Donhead Publishing has reprinted in facsimile the book described as the plasterer's bible, Plastering Plain & Decorative, written by William Millar in the 1890s, and edited and revised in 1927 by George Bankart, an architect turned craftsperson in lead and plaster who worked with the Bromsgrove Guild and Ernest Gimson of the Arts & Crafts movement.
The first chapter, on the history of plaster, written by George Robinson, and the date of the book at the peak of the English Arts & Crafts movement, is affirmed in comments made about Robert Adam that 'very little work was left to the art of the plasterer' who chiefly cast 'monotonously repetitive' elements, and now 'it is no longer the plasterer who adorns the house - it is the compo man'.

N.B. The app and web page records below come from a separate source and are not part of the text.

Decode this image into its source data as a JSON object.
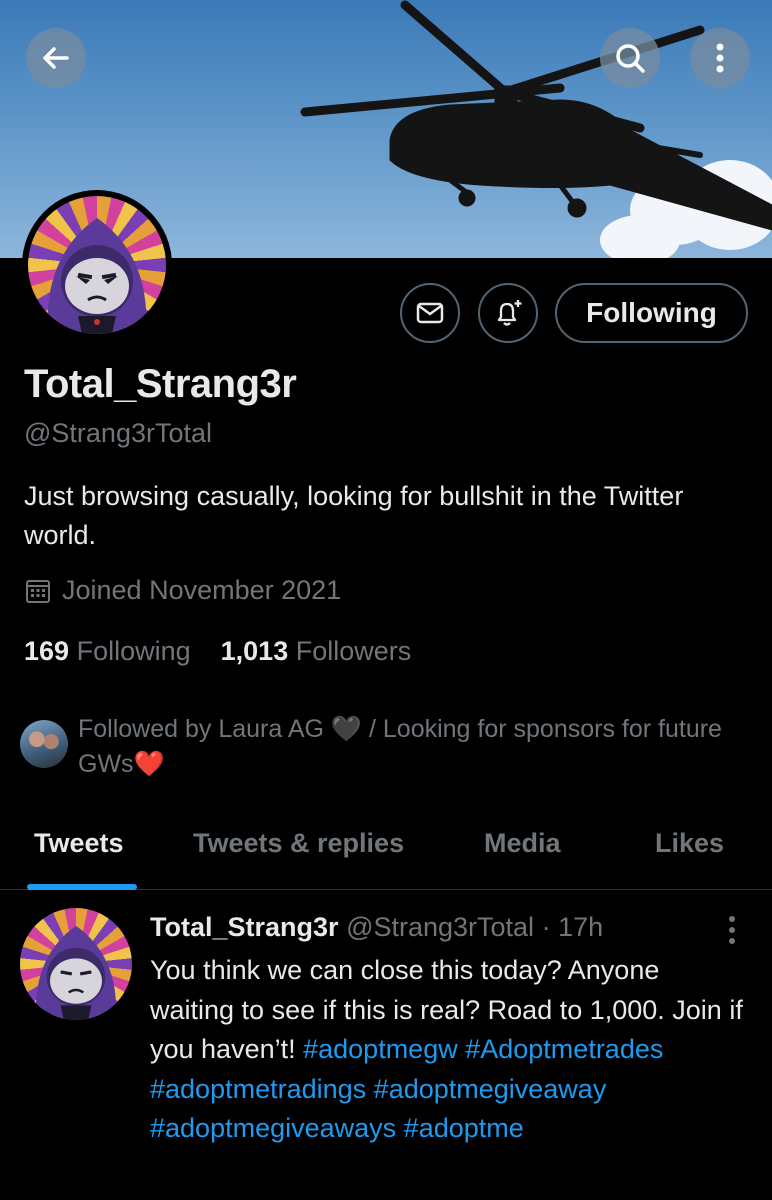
{
  "profile": {
    "display_name": "Total_Strang3r",
    "handle": "@Strang3rTotal",
    "bio": "Just browsing casually, looking for bullshit in the Twitter world.",
    "joined": "Joined November 2021",
    "following_count": "169",
    "following_label": "Following",
    "followers_count": "1,013",
    "followers_label": "Followers",
    "followed_by_text": "Followed by Laura AG 🖤 / Looking for sponsors for future GWs❤️"
  },
  "actions": {
    "following_button": "Following"
  },
  "tabs": [
    {
      "label": "Tweets",
      "active": true
    },
    {
      "label": "Tweets & replies",
      "active": false
    },
    {
      "label": "Media",
      "active": false
    },
    {
      "label": "Likes",
      "active": false
    }
  ],
  "tweet": {
    "author_name": "Total_Strang3r",
    "author_handle": "@Strang3rTotal",
    "separator": " · ",
    "time": "17h",
    "text_line1": "You think we can close this today? Anyone waiting to see if this is real? Road to 1,000. Join if you haven’t! ",
    "hashtags": [
      "#adoptmegw",
      "#Adoptmetrades",
      "#adoptmetradings",
      "#adoptmegiveaway",
      "#adoptmegiveaways",
      "#adoptme"
    ]
  },
  "icons": {
    "back": "back-arrow-icon",
    "search": "search-icon",
    "more": "more-vertical-icon",
    "message": "envelope-icon",
    "notify": "bell-plus-icon",
    "calendar": "calendar-icon"
  },
  "colors": {
    "accent": "#1d9bf0",
    "background": "#000000",
    "text_primary": "#e7e9ea",
    "text_secondary": "#71767b"
  }
}
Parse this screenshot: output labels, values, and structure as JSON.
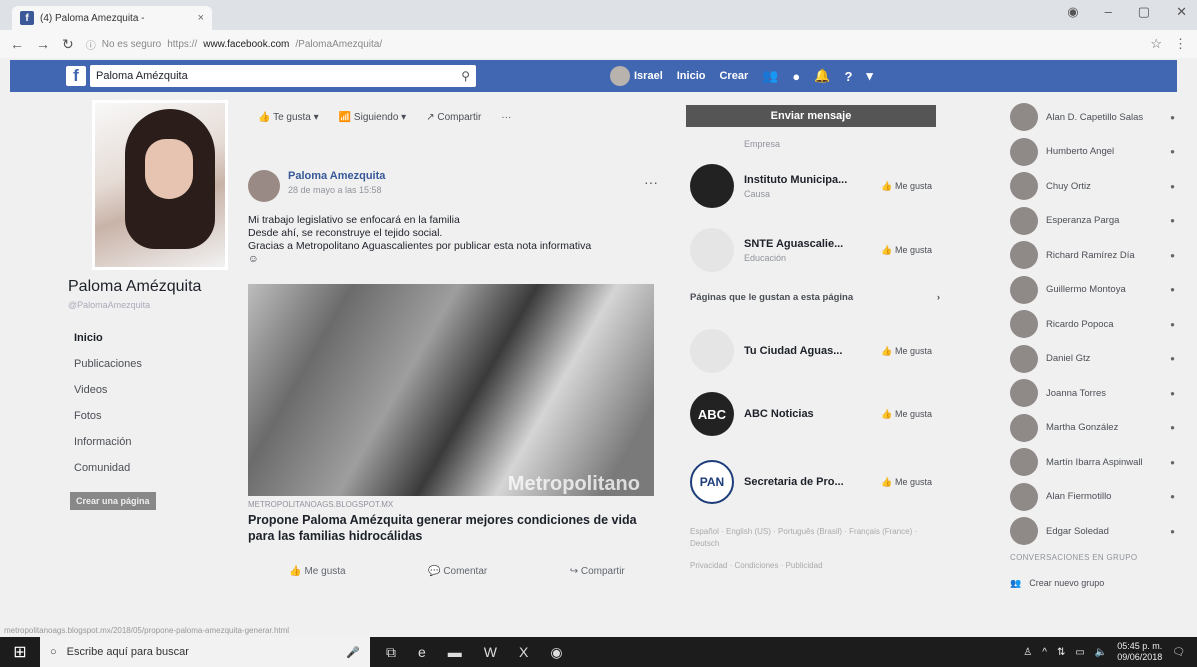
{
  "browser": {
    "tab_title": "(4) Paloma Amezquita -",
    "tab_close": "×",
    "url_secure": "No es seguro",
    "url_scheme": "https://",
    "url_host": "www.facebook.com",
    "url_path": "/PalomaAmezquita/"
  },
  "fb_header": {
    "logo": "f",
    "search_value": "Paloma Amézquita",
    "user": "Israel",
    "home": "Inicio",
    "create": "Crear"
  },
  "profile": {
    "name": "Paloma Amézquita",
    "handle": "@PalomaAmezquita",
    "menu": [
      "Inicio",
      "Publicaciones",
      "Videos",
      "Fotos",
      "Información",
      "Comunidad"
    ],
    "create_page": "Crear una página"
  },
  "page_actions": {
    "like": "Te gusta",
    "follow": "Siguiendo",
    "share": "Compartir",
    "more": "···"
  },
  "post": {
    "author": "Paloma Amezquita",
    "time": "28 de mayo a las 15:58",
    "more": "···",
    "line1": "Mi trabajo legislativo se enfocará en la familia",
    "line2": "Desde ahí, se reconstruye el tejido social.",
    "line3": "Gracias a Metropolitano Aguascalientes por publicar esta nota informativa",
    "emoji": "☺",
    "photo_watermark": "Metropolitano",
    "source": "METROPOLITANOAGS.BLOGSPOT.MX",
    "headline": "Propone Paloma Amézquita generar mejores condiciones de vida para las familias hidrocálidas",
    "like": "Me gusta",
    "comment": "Comentar",
    "share": "Compartir"
  },
  "right": {
    "send_message": "Enviar mensaje",
    "top_category": "Empresa",
    "pages": [
      {
        "name": "Instituto Municipa...",
        "category": "Causa",
        "like": "Me gusta"
      },
      {
        "name": "SNTE Aguascalie...",
        "category": "Educación",
        "like": "Me gusta"
      }
    ],
    "liked_title": "Páginas que le gustan a esta página",
    "liked_pages": [
      {
        "name": "Tu Ciudad Aguas...",
        "like": "Me gusta",
        "logo": ""
      },
      {
        "name": "ABC Noticias",
        "like": "Me gusta",
        "logo": "ABC"
      },
      {
        "name": "Secretaria de Pro...",
        "like": "Me gusta",
        "logo": "PAN"
      }
    ],
    "langs": "Español · English (US) · Português (Brasil) · Français (France) · Deutsch",
    "footer": "Privacidad · Condiciones · Publicidad"
  },
  "chat": {
    "contacts": [
      "Alan D. Capetillo Salas",
      "Humberto Angel",
      "Chuy Ortiz",
      "Esperanza Parga",
      "Richard Ramírez Día",
      "Guillermo Montoya",
      "Ricardo Popoca",
      "Daniel Gtz",
      "Joanna Torres",
      "Martha González",
      "Martín Ibarra Aspinwall",
      "Alan Fiermotillo",
      "Edgar Soledad"
    ],
    "group_title": "CONVERSACIONES EN GRUPO",
    "new_group": "Crear nuevo grupo"
  },
  "status_url": "metropolitanoags.blogspot.mx/2018/05/propone-paloma-amezquita-generar.html",
  "taskbar": {
    "search_placeholder": "Escribe aquí para buscar",
    "time": "05:45 p. m.",
    "date": "09/06/2018"
  }
}
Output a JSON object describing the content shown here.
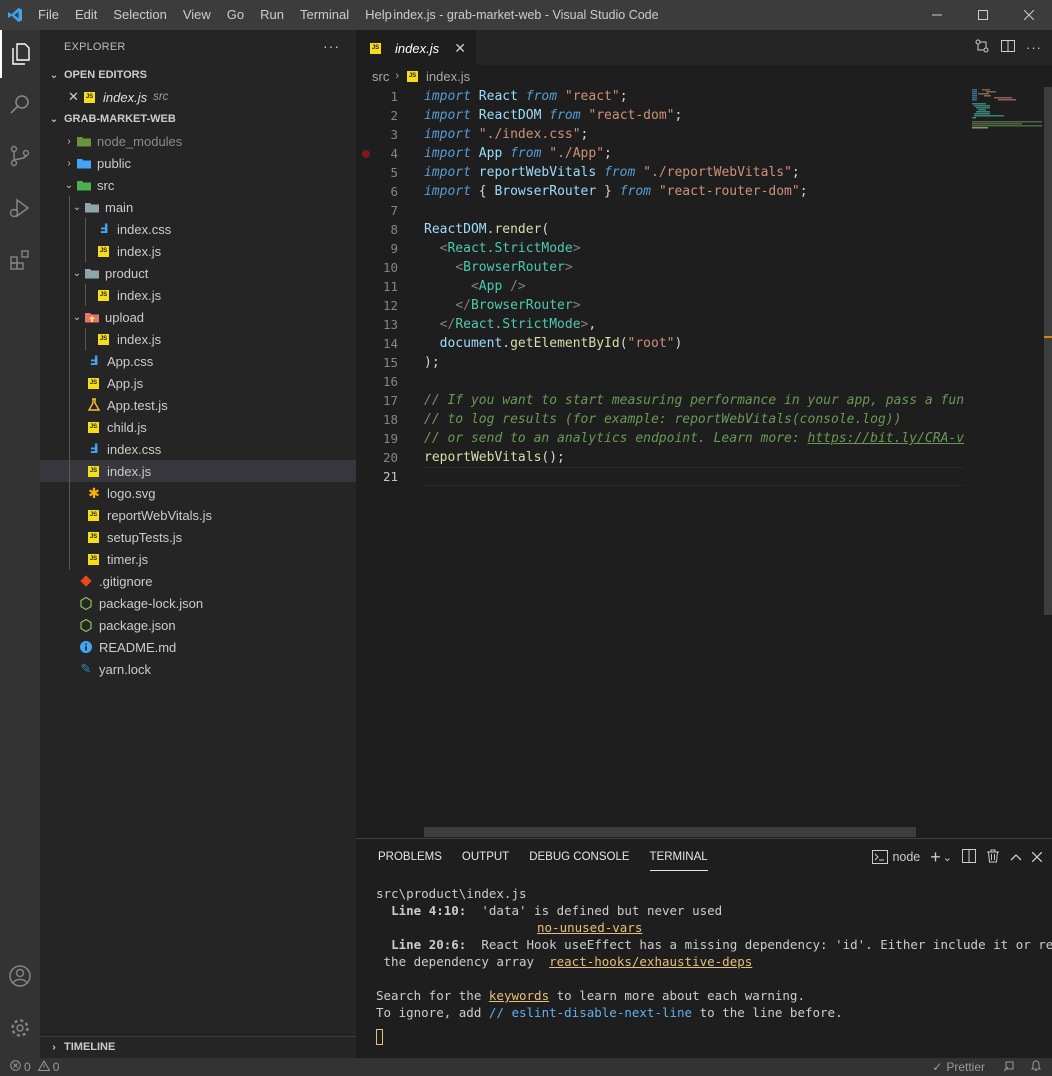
{
  "titlebar": {
    "menu": [
      "File",
      "Edit",
      "Selection",
      "View",
      "Go",
      "Run",
      "Terminal",
      "Help"
    ],
    "title": "index.js - grab-market-web - Visual Studio Code"
  },
  "sidebar": {
    "title": "EXPLORER",
    "open_editors_label": "OPEN EDITORS",
    "open_file": "index.js",
    "open_file_dir": "src",
    "project_label": "GRAB-MARKET-WEB",
    "tree": {
      "node_modules": "node_modules",
      "public": "public",
      "src": "src",
      "main": "main",
      "main_css": "index.css",
      "main_js": "index.js",
      "product": "product",
      "product_js": "index.js",
      "upload": "upload",
      "upload_js": "index.js",
      "app_css": "App.css",
      "app_js": "App.js",
      "app_test": "App.test.js",
      "child": "child.js",
      "index_css": "index.css",
      "index_js": "index.js",
      "logo": "logo.svg",
      "report": "reportWebVitals.js",
      "setup": "setupTests.js",
      "timer": "timer.js",
      "gitignore": ".gitignore",
      "pkg_lock": "package-lock.json",
      "pkg": "package.json",
      "readme": "README.md",
      "yarn": "yarn.lock"
    },
    "timeline_label": "TIMELINE"
  },
  "editor": {
    "tab_label": "index.js",
    "breadcrumb_dir": "src",
    "breadcrumb_file": "index.js",
    "line_numbers": [
      "1",
      "2",
      "3",
      "4",
      "5",
      "6",
      "7",
      "8",
      "9",
      "10",
      "11",
      "12",
      "13",
      "14",
      "15",
      "16",
      "17",
      "18",
      "19",
      "20",
      "21"
    ]
  },
  "panel": {
    "tabs": [
      "PROBLEMS",
      "OUTPUT",
      "DEBUG CONSOLE",
      "TERMINAL"
    ],
    "shell": "node",
    "terminal": {
      "file": "src\\product\\index.js",
      "w1_loc": "Line 4:10:",
      "w1_msg": "  'data' is defined but never used",
      "w1_rule": "no-unused-vars",
      "w2_loc": "Line 20:6:",
      "w2_msg": "  React Hook useEffect has a missing dependency: 'id'. Either include it or remove",
      "w2_cont": " the dependency array  ",
      "w2_rule": "react-hooks/exhaustive-deps",
      "search_pre": "Search for the ",
      "search_kw": "keywords",
      "search_post": " to learn more about each warning.",
      "ignore_pre": "To ignore, add ",
      "ignore_kw": "// eslint-disable-next-line",
      "ignore_post": " to the line before."
    }
  },
  "statusbar": {
    "errors": "0",
    "warnings": "0",
    "prettier": "Prettier"
  }
}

Chapter 5 on modelling and design in relief, written by Bankart, shows photos of the author's own work inspired by poems of William Morris and installed in Exeter (could this be Bystock?). The panels, in light relief and cleverly done, are pre-Raphaelite in style but almost like Flaxman in their modelling. 'Another bad habit is working with a wet sponge and finger,' he writes, because it 'leaves the surface smooth and shiny'.
Chapter 6 on plaster tools gives common names, except for riffle files, and while most tools are owned by plasterers, employers usually supply files and rasps. There are group photos and drawings of plaster tools, including American ones from Goldblatt Tool Co of Kansas City. What is the difference between a larry and a rake? A larry or drag has three or four prongs with a handle of six to nine feet for mixing hair with coarse stuff and knocking it up for use, while a rake has a plain blade and is used for making setting stuff.
The book marches on through materials into composition, including gesso, papier-mâché, compo and carton-pierre, and where, among others we are treated to Walter Crane's recipe for gesso.
The last chapters on plasterers' memoranda gives quantities, weights and recipes. A bundle of split laths contains 360 running feet and will cover about five superficial yards, using 500 nails. Sawn laths are usually used in America. Pumice concrete weighs 70 lbs / cu ft, brick concrete 120 lbs, limestone concrete 130 lbs, slag concrete 140 lbw. Victorians used scrap material such as broken reclaimed brick to good effect. Plaster casts can be made extremely hard and tough (and able to take a polish) by adding pulverised marshmallow root to the mix, or by using gauging water in which marshmallow roots have been boiled. To make plaster look like polished marble, take clean skimmed milk and coat the figure until it will absorb no more, then lay it in a place free from dust until dry. Plaster gauged with milk and water will enable the casts to be polished. A hawk boy - 'now past history' the book says in 1897 - would wait on two plasterers, and could throw a serverful of stuff to a man on a scaffold ten foot high. Hawk boys were banned because 'knowing the names and uses of the tools, a cute boy developed into a so-called plasterer, to the detriment of apprenticeship'.
The appendix has developments in America including those of Mr. O. A. Malone, president and founder in 1927 of the Californian Stucco Products Co, and known as the man who put the colour into California with so-called 'Jazz Plaster'.
Early Christmas present anyone?